Flonase (fluticasone) is a synthetic steroid of the glucocorticoid family of drugs and is prescribed for the control of symptoms of allergic and non-allergic rhinitis.
What works better than Flonase?
Nasacort offers these same benefits, but unlike Flonase, Nasacort has not been approved for watery, itchy eyes. If you’re not suffering from these eye symptoms, generic Nasacort (triamcinolone) could be your best choice because it will likely be much cheaper than brand-name Flonase Sensimist.
Who should not use Flonase?
Before using this medication, tell your doctor or pharmacist your medical history, especially of: recent nose problems (such as injury, ulcers, surgery), infections (including tuberculosis, herpes eye infection), certain eye problems (glaucoma, cataracts), liver disease.
Why is flonase discontinued?
Apotex Corp. is voluntarily recalling one lot of Fluticasone Propionate Nasal Spray, USP, 50 mcg per spray, 120 Metered Sprays, to the consumer level. The nasal spray has been found to contain small glass particles which could block the actuator and impact the functionality of the pump.
Does Flonase cause anxiety?
Dizziness, trouble focusing, heart palpitations, tightness in chest, SEVERE anxiety, insomnia, nausea, loss of apatite.
Can I take Flonase and Claritin together?
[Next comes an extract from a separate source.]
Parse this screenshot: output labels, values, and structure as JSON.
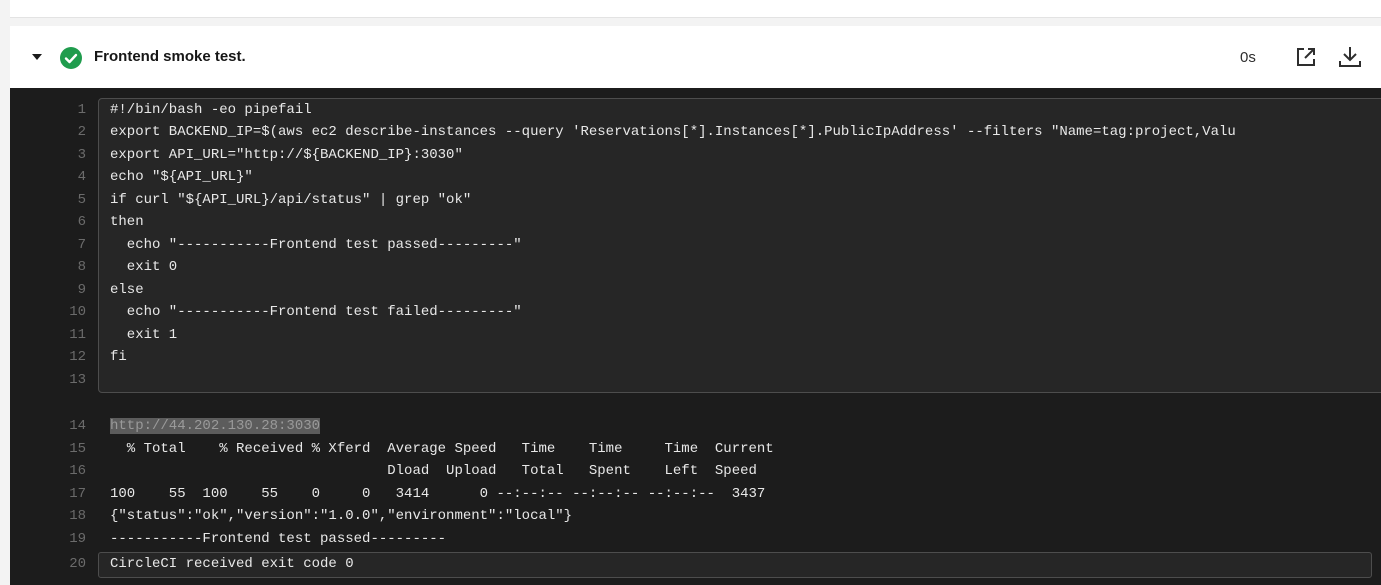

Question: If someone is using a nasal steroid spray, such as Nasonex or Flonase, is it okay or even desirable to also use an oral antihistamine such as Zyrtec or Claritin? Answer: Yes, both antihistamines and nasal steroids can be used, depending on the clinical symptoms and the response to treatment.
How long does flonase stay in your system after stopping?
Following intravenous dosing, fluticasone propionate showed polyexponential kinetics and had a terminal elimination half‑life of approximately 7.8 hours.
Can I just stop taking Flonase?
However, while there are potential side effects to using Flonase nasal spray, stopping Flonase abruptly is unlikely to cause problems.
Can Flonase cause rebound congestion?
No, FLONASE Allergy Relief does not cause a rebound effect. Some nasal decongestant sprays may cause your nasal passages to swell up even more when you use them too often or for longer than their label says you should (three days). This is sometimes called a “rebound effect.”
Does Flonase help sinus pressure?
Treating a sinus infection means unblocking and draining the sinuses. Corticosteroid nasal sprays such as Flonase and Nasacort are the best source for treatment because they help reduce swelling in the nasal passages.